*Supplied records*
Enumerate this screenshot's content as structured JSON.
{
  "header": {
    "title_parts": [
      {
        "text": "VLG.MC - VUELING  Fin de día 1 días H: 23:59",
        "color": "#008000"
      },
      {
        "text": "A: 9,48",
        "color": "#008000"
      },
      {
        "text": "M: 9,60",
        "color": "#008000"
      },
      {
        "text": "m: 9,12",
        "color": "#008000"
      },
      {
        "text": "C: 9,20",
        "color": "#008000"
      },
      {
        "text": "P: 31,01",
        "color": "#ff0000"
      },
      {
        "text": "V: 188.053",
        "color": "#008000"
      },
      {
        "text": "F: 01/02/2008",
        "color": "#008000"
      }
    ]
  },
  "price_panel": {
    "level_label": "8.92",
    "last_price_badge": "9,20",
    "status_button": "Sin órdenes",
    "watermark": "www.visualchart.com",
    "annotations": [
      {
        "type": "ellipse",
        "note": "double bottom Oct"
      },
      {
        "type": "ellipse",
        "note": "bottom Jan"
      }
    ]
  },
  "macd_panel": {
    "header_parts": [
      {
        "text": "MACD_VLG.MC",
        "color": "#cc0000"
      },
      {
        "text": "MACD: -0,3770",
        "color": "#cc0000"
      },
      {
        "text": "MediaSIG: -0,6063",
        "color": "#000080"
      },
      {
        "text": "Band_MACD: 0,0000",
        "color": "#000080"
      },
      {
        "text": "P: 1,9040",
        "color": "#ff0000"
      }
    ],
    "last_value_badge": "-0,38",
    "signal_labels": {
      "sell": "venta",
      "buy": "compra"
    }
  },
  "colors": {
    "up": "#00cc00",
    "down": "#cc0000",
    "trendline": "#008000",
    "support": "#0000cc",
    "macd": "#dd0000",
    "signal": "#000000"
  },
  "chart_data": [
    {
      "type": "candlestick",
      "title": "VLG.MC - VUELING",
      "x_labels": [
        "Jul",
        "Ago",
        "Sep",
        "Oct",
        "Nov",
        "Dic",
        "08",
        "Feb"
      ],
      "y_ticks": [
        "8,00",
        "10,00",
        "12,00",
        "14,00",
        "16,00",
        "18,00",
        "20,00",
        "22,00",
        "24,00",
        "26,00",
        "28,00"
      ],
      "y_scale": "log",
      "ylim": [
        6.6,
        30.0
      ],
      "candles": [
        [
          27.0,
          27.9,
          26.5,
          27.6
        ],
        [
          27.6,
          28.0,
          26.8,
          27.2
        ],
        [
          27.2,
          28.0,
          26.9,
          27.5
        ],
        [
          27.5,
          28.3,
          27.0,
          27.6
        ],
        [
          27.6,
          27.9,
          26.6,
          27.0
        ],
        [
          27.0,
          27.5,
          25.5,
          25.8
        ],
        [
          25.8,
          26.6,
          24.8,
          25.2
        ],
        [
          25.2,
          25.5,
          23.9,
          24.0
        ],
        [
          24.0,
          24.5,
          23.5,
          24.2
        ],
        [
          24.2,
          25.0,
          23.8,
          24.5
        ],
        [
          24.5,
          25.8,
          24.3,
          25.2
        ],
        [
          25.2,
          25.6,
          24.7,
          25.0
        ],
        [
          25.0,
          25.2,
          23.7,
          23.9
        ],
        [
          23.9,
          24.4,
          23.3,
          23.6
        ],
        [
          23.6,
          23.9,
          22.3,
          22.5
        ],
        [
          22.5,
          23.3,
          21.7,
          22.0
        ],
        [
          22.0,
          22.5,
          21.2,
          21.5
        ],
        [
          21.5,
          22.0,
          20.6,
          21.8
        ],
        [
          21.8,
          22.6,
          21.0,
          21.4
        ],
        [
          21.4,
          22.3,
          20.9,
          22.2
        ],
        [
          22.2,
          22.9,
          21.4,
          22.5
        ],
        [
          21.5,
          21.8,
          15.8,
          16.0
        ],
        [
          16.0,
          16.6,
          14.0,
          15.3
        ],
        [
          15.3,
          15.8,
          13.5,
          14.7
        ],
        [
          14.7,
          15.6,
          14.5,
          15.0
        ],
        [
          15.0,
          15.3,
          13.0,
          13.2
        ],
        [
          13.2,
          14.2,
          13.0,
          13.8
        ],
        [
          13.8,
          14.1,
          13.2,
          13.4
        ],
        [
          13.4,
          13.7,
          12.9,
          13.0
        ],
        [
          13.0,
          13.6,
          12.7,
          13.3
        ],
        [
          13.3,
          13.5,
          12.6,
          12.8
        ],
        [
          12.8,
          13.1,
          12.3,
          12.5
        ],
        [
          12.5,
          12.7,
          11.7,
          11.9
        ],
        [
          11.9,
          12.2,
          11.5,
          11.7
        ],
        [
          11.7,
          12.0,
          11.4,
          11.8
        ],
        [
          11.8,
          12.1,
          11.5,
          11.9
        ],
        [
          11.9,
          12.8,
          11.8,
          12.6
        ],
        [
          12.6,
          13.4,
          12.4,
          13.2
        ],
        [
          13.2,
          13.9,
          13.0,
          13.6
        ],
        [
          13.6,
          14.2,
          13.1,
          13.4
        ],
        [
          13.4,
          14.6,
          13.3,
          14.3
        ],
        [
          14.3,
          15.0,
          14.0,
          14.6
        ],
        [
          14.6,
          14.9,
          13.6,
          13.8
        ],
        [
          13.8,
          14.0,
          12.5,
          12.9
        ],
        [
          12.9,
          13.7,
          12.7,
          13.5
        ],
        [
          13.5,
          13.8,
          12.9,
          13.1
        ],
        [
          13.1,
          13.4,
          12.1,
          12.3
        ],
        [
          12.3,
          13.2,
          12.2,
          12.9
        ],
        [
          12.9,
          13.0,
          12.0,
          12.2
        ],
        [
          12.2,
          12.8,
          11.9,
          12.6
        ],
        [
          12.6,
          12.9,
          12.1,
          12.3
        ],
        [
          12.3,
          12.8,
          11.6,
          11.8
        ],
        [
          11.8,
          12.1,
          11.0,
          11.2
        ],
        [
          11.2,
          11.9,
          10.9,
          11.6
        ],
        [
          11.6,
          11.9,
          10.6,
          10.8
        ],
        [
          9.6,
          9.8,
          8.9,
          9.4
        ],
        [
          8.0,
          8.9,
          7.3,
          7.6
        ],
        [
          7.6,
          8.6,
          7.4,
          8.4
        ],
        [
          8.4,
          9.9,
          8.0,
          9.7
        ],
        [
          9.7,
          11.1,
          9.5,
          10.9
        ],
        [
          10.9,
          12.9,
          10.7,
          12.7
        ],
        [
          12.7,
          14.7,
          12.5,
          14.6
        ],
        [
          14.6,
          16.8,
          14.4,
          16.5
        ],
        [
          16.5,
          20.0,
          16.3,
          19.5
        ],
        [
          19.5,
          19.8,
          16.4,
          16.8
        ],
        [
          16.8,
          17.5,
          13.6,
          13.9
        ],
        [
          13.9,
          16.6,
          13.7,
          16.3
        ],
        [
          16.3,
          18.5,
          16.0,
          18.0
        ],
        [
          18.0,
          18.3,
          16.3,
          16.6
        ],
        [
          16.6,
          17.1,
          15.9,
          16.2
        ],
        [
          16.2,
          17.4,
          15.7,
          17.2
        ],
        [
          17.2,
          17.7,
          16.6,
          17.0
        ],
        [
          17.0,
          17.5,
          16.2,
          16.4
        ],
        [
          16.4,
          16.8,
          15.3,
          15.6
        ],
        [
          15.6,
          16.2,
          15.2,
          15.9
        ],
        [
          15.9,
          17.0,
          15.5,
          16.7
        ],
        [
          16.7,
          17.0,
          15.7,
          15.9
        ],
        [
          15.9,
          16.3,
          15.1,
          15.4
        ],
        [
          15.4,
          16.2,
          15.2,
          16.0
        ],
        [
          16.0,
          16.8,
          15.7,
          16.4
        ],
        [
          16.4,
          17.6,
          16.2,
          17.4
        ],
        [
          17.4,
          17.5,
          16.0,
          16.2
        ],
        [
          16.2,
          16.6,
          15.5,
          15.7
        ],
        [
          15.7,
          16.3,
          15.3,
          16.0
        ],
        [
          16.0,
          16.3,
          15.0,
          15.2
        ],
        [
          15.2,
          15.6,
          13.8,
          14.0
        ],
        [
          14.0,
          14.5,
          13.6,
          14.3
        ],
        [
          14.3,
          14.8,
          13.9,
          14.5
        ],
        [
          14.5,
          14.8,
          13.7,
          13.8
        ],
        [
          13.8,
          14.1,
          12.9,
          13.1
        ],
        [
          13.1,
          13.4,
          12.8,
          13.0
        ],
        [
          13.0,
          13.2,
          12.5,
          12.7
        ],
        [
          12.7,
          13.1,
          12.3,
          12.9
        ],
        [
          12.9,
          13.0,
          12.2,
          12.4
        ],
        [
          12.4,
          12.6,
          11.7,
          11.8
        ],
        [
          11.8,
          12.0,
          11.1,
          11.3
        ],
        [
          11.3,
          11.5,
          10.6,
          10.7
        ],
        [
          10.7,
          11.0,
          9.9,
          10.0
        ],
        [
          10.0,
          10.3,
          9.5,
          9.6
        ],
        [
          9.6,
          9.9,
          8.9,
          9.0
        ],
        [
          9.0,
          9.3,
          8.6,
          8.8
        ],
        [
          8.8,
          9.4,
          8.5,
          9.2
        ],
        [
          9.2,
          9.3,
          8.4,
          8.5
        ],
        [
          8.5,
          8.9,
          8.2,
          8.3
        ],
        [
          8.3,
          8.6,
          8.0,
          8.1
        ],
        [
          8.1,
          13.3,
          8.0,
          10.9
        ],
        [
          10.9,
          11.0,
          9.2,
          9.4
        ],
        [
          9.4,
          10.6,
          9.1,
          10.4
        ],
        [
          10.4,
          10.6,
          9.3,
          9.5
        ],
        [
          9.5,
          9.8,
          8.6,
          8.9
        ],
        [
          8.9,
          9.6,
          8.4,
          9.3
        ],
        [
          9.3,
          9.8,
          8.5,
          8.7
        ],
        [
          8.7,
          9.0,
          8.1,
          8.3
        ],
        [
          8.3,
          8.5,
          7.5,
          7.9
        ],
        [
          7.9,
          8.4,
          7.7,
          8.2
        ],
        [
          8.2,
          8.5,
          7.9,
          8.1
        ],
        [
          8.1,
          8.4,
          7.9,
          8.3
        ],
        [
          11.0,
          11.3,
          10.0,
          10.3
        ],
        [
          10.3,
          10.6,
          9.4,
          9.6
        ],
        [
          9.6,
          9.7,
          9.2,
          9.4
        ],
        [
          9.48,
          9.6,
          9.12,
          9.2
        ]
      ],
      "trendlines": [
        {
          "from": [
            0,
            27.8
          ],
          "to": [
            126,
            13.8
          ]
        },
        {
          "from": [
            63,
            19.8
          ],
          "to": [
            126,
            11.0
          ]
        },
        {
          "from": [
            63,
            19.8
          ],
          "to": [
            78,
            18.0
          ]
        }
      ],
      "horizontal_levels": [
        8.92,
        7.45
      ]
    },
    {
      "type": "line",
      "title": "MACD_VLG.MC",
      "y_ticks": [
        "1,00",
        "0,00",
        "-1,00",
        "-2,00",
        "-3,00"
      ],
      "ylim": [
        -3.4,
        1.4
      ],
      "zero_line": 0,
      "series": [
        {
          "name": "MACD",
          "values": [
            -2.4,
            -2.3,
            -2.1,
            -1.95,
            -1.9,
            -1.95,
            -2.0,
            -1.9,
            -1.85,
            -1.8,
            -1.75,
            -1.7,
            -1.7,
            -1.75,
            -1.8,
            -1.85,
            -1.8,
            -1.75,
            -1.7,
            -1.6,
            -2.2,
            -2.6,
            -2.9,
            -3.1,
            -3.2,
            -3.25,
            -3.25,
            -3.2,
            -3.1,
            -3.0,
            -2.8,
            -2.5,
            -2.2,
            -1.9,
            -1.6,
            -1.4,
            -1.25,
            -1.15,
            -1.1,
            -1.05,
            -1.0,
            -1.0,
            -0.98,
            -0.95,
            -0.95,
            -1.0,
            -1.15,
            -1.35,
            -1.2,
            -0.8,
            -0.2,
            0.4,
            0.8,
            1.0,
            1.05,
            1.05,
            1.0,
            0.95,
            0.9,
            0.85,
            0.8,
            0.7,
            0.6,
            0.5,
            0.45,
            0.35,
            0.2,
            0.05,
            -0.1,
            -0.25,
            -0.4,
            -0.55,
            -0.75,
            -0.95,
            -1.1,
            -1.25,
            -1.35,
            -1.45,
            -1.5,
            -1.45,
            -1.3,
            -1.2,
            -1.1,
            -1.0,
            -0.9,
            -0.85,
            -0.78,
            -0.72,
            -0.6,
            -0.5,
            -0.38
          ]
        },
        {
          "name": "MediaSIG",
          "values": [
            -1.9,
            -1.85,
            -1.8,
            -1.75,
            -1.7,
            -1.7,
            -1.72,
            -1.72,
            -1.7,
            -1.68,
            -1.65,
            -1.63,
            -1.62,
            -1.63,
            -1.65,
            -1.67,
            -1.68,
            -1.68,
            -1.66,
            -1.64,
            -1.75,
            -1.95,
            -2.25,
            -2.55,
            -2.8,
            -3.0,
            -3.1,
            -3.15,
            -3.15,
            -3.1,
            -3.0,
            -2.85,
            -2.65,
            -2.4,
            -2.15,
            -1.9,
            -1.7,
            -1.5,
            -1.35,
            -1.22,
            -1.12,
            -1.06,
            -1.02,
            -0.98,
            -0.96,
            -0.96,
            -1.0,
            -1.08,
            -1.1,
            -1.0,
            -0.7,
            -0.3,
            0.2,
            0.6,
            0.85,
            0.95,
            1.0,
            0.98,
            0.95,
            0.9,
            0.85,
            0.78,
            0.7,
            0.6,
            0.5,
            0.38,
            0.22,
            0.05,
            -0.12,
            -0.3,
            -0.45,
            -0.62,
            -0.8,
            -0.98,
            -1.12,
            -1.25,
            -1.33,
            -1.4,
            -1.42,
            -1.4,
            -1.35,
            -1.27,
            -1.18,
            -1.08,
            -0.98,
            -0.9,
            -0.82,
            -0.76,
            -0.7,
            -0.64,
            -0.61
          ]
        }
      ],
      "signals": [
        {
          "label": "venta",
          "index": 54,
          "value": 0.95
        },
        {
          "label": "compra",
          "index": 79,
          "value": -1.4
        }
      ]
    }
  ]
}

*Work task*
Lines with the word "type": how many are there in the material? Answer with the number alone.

*Answer*
4